Task statement: Find every line of the listing below where "http" appears, and copy it.

Data records:
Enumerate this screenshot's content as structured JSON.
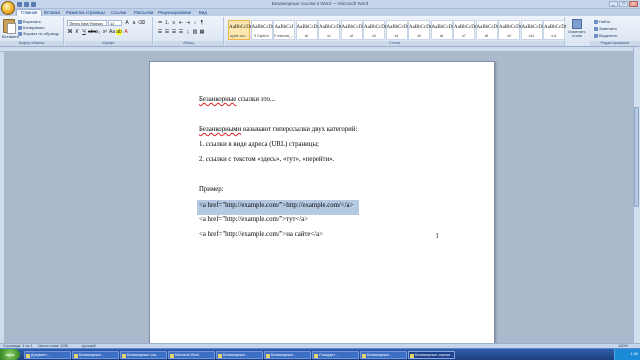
{
  "window": {
    "title": "Безанкорные ссылки в Word — Microsoft Word"
  },
  "tabs": [
    "Главная",
    "Вставка",
    "Разметка страницы",
    "Ссылки",
    "Рассылки",
    "Рецензирование",
    "Вид"
  ],
  "ribbon": {
    "clipboard": {
      "paste": "Вставить",
      "cut": "Вырезать",
      "copy": "Копировать",
      "format_painter": "Формат по образцу",
      "label": "Буфер обмена"
    },
    "font": {
      "name": "Times New Roman",
      "size": "12",
      "label": "Шрифт"
    },
    "paragraph": {
      "label": "Абзац"
    },
    "styles": {
      "label": "Стили",
      "items": [
        {
          "sample": "AaBbCcDt",
          "name": "apple-con..."
        },
        {
          "sample": "AaBbCcDt",
          "name": "¶ Caption"
        },
        {
          "sample": "AaBbCcI",
          "name": "¶ Informal_..."
        },
        {
          "sample": "AaBbCcDt",
          "name": "s0"
        },
        {
          "sample": "AaBbCcDt",
          "name": "s1"
        },
        {
          "sample": "AaBbCcDt",
          "name": "s2"
        },
        {
          "sample": "AaBbCcDt",
          "name": "s3"
        },
        {
          "sample": "AaBbCcDt",
          "name": "s4"
        },
        {
          "sample": "AaBbCcDt",
          "name": "s5"
        },
        {
          "sample": "AaBbCcDt",
          "name": "s6"
        },
        {
          "sample": "AaBbCcDt",
          "name": "s7"
        },
        {
          "sample": "AaBbCcDt",
          "name": "s8"
        },
        {
          "sample": "AaBbCcDt",
          "name": "s9"
        },
        {
          "sample": "AaBbCcDt",
          "name": "s10"
        },
        {
          "sample": "AaBbCcDt",
          "name": "s11"
        }
      ],
      "change_styles": "Изменить стили"
    },
    "editing": {
      "find": "Найти",
      "replace": "Заменить",
      "select": "Выделить",
      "label": "Редактирование"
    }
  },
  "document": {
    "title_pre": "Безанкорные",
    "title_post": " ссылки это...",
    "intro_pre": "Безанкорными",
    "intro_post": " называют гиперссылки двух категорий:",
    "item1": "1. ссылки в виде адреса (URL) страницы;",
    "item2": "2. ссылки с текстом «здесь», «тут», «перейти».",
    "example_label": "Пример:",
    "code1": "<a href=\"http://example.com/\">http://example.com/</a>",
    "code2": "<a href=\"http://example.com/\">тут</a>",
    "code3": "<a href=\"http://example.com/\">на сайте</a>"
  },
  "status": {
    "page": "Страница: 1 из 1",
    "words": "Число слов: 2/36",
    "lang": "русский",
    "zoom": "100%"
  },
  "taskbar": {
    "start": "пуск",
    "items": [
      "Документ...",
      "Безанкорные...",
      "Безанкорные ссы...",
      "Microsoft Word",
      "Безанкорные...",
      "Безанкорные...",
      "Стандарт...",
      "Безанкорные...",
      "Безанкорные ссылки..."
    ],
    "clock": "1:26"
  },
  "colors": {
    "selection": "#b5c9e2",
    "spellcheck": "#e02020",
    "taskbar": "#2f5da8"
  }
}
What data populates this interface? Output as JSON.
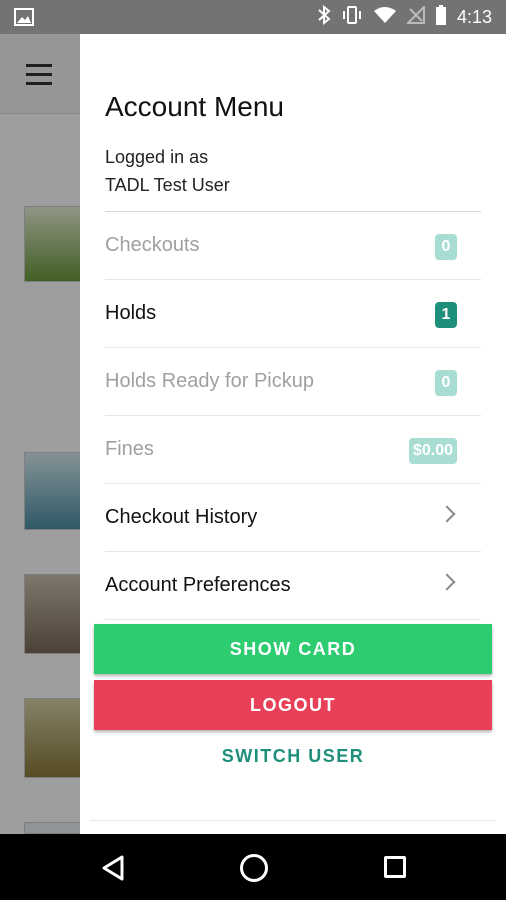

Task output:
    "code1": "<a href=\"http://example.com/\">http://example.com/</a>",
    "code2": "<a href=\"http://example.com/\">тут</a>",
    "code3": "<a href=\"http://example.com/\">на сайте</a>"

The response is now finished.